But areas such as Gloucestershire, Trafford and Slough have a mix of selective and non-selective secondary schools.

Some London boroughs have one or two grammar schools, where the 11-plus test is administered by the school itself.

Image caption The Weald of Kent school is being allowed to open an "annexe" in Sevenoaks next year

Getting a grammar school place in these areas is particularly competitive, but overall there are between 10 and 15 applications per grammar school place, according to the Grammar School Association.

In effect, what many schools do is skim off the most high-achieving pupils who sit the test.

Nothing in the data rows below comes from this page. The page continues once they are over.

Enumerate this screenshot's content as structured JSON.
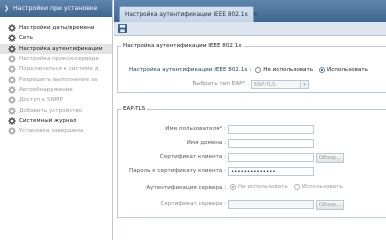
{
  "sidebar": {
    "title": "Настройки при установке",
    "items": [
      {
        "label": "Настройки даты/времени",
        "state": "normal"
      },
      {
        "label": "Сеть",
        "state": "normal"
      },
      {
        "label": "Настройка аутентификации",
        "state": "selected"
      },
      {
        "label": "Настройка прокси-сервера",
        "state": "disabled"
      },
      {
        "label": "Подключаться к системе д",
        "state": "disabled"
      },
      {
        "label": "Разрешить выполнение за",
        "state": "disabled"
      },
      {
        "label": "Автообнаружение",
        "state": "disabled"
      },
      {
        "label": "Доступ к SNMP",
        "state": "disabled"
      },
      {
        "label": "Добавить устройство",
        "state": "disabled"
      },
      {
        "label": "Системный журнал",
        "state": "normal"
      },
      {
        "label": "Установка завершена",
        "state": "disabled"
      }
    ]
  },
  "tab": {
    "label": "Настройка аутентификации IEEE 802.1x",
    "close": "×"
  },
  "section1": {
    "legend": "Настройка аутентификации IEEE 802.1x",
    "auth_label": "Настройка аутентификации IEEE 802.1x :",
    "radio_off": "Не использовать",
    "radio_on": "Использовать",
    "eap_type_label": "Выбрать тип EAP* :",
    "eap_type_value": "EAP-TLS"
  },
  "section2": {
    "legend": "EAP-TLS",
    "username_label": "Имя пользователя* :",
    "username_value": "",
    "domain_label": "Имя домена :",
    "domain_value": "",
    "client_cert_label": "Сертификат клиента :",
    "client_cert_value": "",
    "browse_label": "Обзор...",
    "cert_password_label": "Пароль к сертификату клиента :",
    "cert_password_value": "••••••••••••••",
    "server_auth_label": "Аутентификация сервера :",
    "server_radio_off": "Не использовать",
    "server_radio_on": "Использовать",
    "server_cert_label": "Сертификат сервера :",
    "server_cert_value": "",
    "browse_label2": "Обзор..."
  },
  "colors": {
    "header": "#4a7299",
    "accent": "#1e3f66"
  }
}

So if 1,500 youngsters sit the exam, those with the top 150 marks will get in.

Some say the current ban on opening new grammar schools has led to selection on merit being replaced with selection on financial grounds, because middle-class parents can pay for intensive tutoring for the 11-plus.

Grammar schools in these mixed areas sit alongside many more different school types than in the past.

Not only are there "bog-standard" comprehensives - now known as community schools - but academies and schools with specialist subjects that are allowed to select a small percentage of pupils by their aptitude for that subject.

And there are free schools, which cannot select by ability, but can promote an ethos more like a traditional grammar school if they wish.

What about the expanding number of grammar school places?

Following the 1998 ban on the creation of new grammar schools, many of the remaining grammars, responding to demand, have expanded their numbers.

Between 2002 and 2008, the number of grammar school places grew by 30,000 - the equivalent of 30 new schools.

Then, in late 2015, the then Education Secretary, Nicky Morgan, gave permission for the Weald of Kent Grammar School in Tonbridge Wells to open an "annexe" on a site several miles away in Sevenoaks.

This was seen by many commentators as setting a precedent and paving the way for a new wave of grammar schools.

Since then, no others have expanded on to satellite sites, but there are a number of schools, including one in Theresa May's constituency, that wish to do so.

Although the prime minister has ruled out a wholesale return to a "binary system", there is no doubt that an expansion of selective schooling is on the cards.

More on this story

Related Internet links

The BBC is not responsible for the content of external Internet sites